Human Rights Day is celebrated on December 10, 2013. The date was chosen to honor the United Nations General Assembly’s adoption and proclamation on 10 December 1948, of the Universal Declaration of Human Rights (UDHR), the first global enunciation of human rights and one of the first major achievements of the new United Nations.
Human Rights Day is normally marked both by high-level political conferences and meetings and by cultural events and exhibitions dealing with human rights issues. In addition, it is traditionally on 10 December that the five-yearly United Nations Prize in the Field of Human Rights and Nobel Peace Prize are awarded. Many governmental and nongovernmental organizations active in the human rights field also schedule special events to commemorate the day, as do many civil and social-cause organisations.

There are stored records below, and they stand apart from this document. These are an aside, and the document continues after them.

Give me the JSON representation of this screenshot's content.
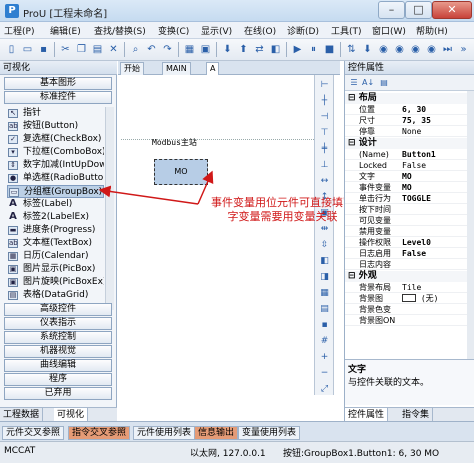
{
  "window": {
    "title": "ProU [工程未命名]"
  },
  "menu": [
    "工程(P)",
    "编辑(E)",
    "查找/替换(S)",
    "变换(C)",
    "显示(V)",
    "在线(O)",
    "诊断(D)",
    "工具(T)",
    "窗口(W)",
    "帮助(H)"
  ],
  "left_panel": {
    "title": "可视化",
    "categories_top": [
      "基本图形",
      "标准控件"
    ],
    "items": [
      {
        "label": "指针",
        "icon": "pointer-icon"
      },
      {
        "label": "按钮(Button)",
        "icon": "button-icon"
      },
      {
        "label": "复选框(CheckBox)",
        "icon": "checkbox-icon"
      },
      {
        "label": "下拉框(ComboBox)",
        "icon": "combobox-icon"
      },
      {
        "label": "数字加减(IntUpDown)",
        "icon": "updown-icon"
      },
      {
        "label": "单选框(RadioButton)",
        "icon": "radio-icon"
      },
      {
        "label": "分组框(GroupBox)",
        "icon": "groupbox-icon"
      },
      {
        "label": "标签(Label)",
        "icon": "label-icon"
      },
      {
        "label": "标签2(LabelEx)",
        "icon": "label-icon"
      },
      {
        "label": "进度条(Progress)",
        "icon": "progress-icon"
      },
      {
        "label": "文本框(TextBox)",
        "icon": "textbox-icon"
      },
      {
        "label": "日历(Calendar)",
        "icon": "calendar-icon"
      },
      {
        "label": "图片显示(PicBox)",
        "icon": "picture-icon"
      },
      {
        "label": "图片旋映(PicBoxEx)",
        "icon": "picture-icon"
      },
      {
        "label": "表格(DataGrid)",
        "icon": "grid-icon"
      }
    ],
    "selected_index": 6,
    "categories_bottom": [
      "高级控件",
      "仪表指示",
      "系统控制",
      "机器视觉",
      "曲线编辑",
      "程序",
      "已弃用"
    ],
    "tabs": [
      "工程数据",
      "可视化"
    ]
  },
  "doc_tabs": [
    "开始",
    "MAIN",
    "A"
  ],
  "canvas": {
    "group_label": "Modbus主站",
    "button_text": "MO",
    "annotation_line1": "事件变量用位元件可直接填写",
    "annotation_line2": "字变量需要用变量关联"
  },
  "right_panel": {
    "title": "控件属性",
    "sections": [
      {
        "name": "布局",
        "rows": [
          {
            "k": "位置",
            "v": "6, 30"
          },
          {
            "k": "尺寸",
            "v": "75, 35"
          },
          {
            "k": "停靠",
            "v": "None"
          }
        ]
      },
      {
        "name": "设计",
        "rows": [
          {
            "k": "(Name)",
            "v": "Button1"
          },
          {
            "k": "Locked",
            "v": "False"
          },
          {
            "k": "文字",
            "v": "MO"
          },
          {
            "k": "事件变量",
            "v": "MO"
          },
          {
            "k": "单击行为",
            "v": "TOGGLE"
          },
          {
            "k": "按下时间",
            "v": ""
          },
          {
            "k": "可见变量",
            "v": ""
          },
          {
            "k": "禁用变量",
            "v": ""
          },
          {
            "k": "操作权限",
            "v": "Level0"
          },
          {
            "k": "日志启用",
            "v": "False"
          },
          {
            "k": "日志内容",
            "v": ""
          }
        ]
      },
      {
        "name": "外观",
        "rows": [
          {
            "k": "背景布局",
            "v": "Tile"
          },
          {
            "k": "背景图",
            "v": "(无)"
          },
          {
            "k": "背景色变",
            "v": ""
          },
          {
            "k": "背景图ON",
            "v": ""
          }
        ]
      }
    ],
    "desc_title": "文字",
    "desc_text": "与控件关联的文本。",
    "tabs": [
      "控件属性",
      "指令集"
    ]
  },
  "bottom_tabs": [
    "元件交叉参照",
    "指令交叉参照",
    "元件使用列表",
    "信息输出",
    "变量使用列表"
  ],
  "status": {
    "left": "MCCAT",
    "network": "以太网, 127.0.0.1",
    "selection": "按钮:GroupBox1.Button1: 6, 30 MO"
  }
}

The Declaration of Human Rights arose directly from the experience of the Second World War and represents the first global expression of rights to which all human beings are inherently entitled. It consists of 30 articles which have been elaborated in subsequent international treaties, regional human rights instruments, national constitutions and laws. The Guinness Book of Records describes the UDHR as the “Most Translated Document” in the world.
While not a treaty itself, the Declaration of Human Rights was explicitly adopted for the purpose of defining the meaning of the words “fundamental freedoms” and “human rights” appearing in the United Nations Charter, which is binding on all member states. For this reason the Universal Declaration is a fundamental constitutive document of the United Nations. Many international lawyers, in addition, believe that the Declaration forms part of customary international law[ and is a powerful tool in applying diplomatic and moral pressure to governments that violate any of its articles.

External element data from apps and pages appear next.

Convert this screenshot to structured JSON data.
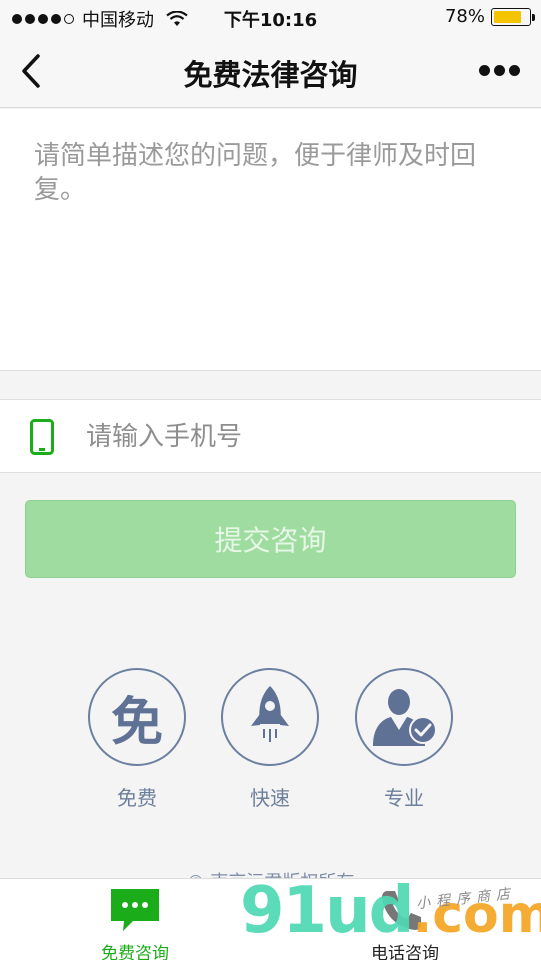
{
  "status_bar": {
    "carrier": "中国移动",
    "time": "下午10:16",
    "battery_percent": "78%",
    "battery_level": 0.78,
    "signal_bars_filled": 4,
    "signal_bars_total": 5
  },
  "nav": {
    "title": "免费法律咨询",
    "back_icon": "chevron-left-icon",
    "more_icon": "more-dots-icon"
  },
  "question": {
    "placeholder": "请简单描述您的问题，便于律师及时回复。",
    "value": ""
  },
  "phone": {
    "placeholder": "请输入手机号",
    "value": "",
    "icon": "mobile-phone-icon"
  },
  "submit": {
    "label": "提交咨询",
    "color": "#9fdc9f"
  },
  "features": [
    {
      "glyph": "免",
      "label": "免费",
      "icon": "mian-character-icon"
    },
    {
      "label": "快速",
      "icon": "rocket-icon"
    },
    {
      "label": "专业",
      "icon": "professional-person-check-icon"
    }
  ],
  "copyright": "© 南京沅君版权所有",
  "tabs": [
    {
      "label": "免费咨询",
      "icon": "chat-bubble-icon",
      "active": true
    },
    {
      "label": "电话咨询",
      "icon": "phone-handset-icon",
      "active": false
    }
  ],
  "watermark": {
    "main": "91ud",
    "suffix": ".com",
    "tagline": "小程序商店"
  },
  "colors": {
    "accent_green": "#1aad19",
    "feature_blue": "#6b7fa0",
    "submit_text": "#e7f7e7"
  }
}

In South Africa, Human Rights Day is celebrated on 21 March, in remembrance of the Sharpeville massacre which took place on 21 March 1960. This massacre occurred as a result of protests against the Apartheid regime in South Africa. (With material from: Wikipedia)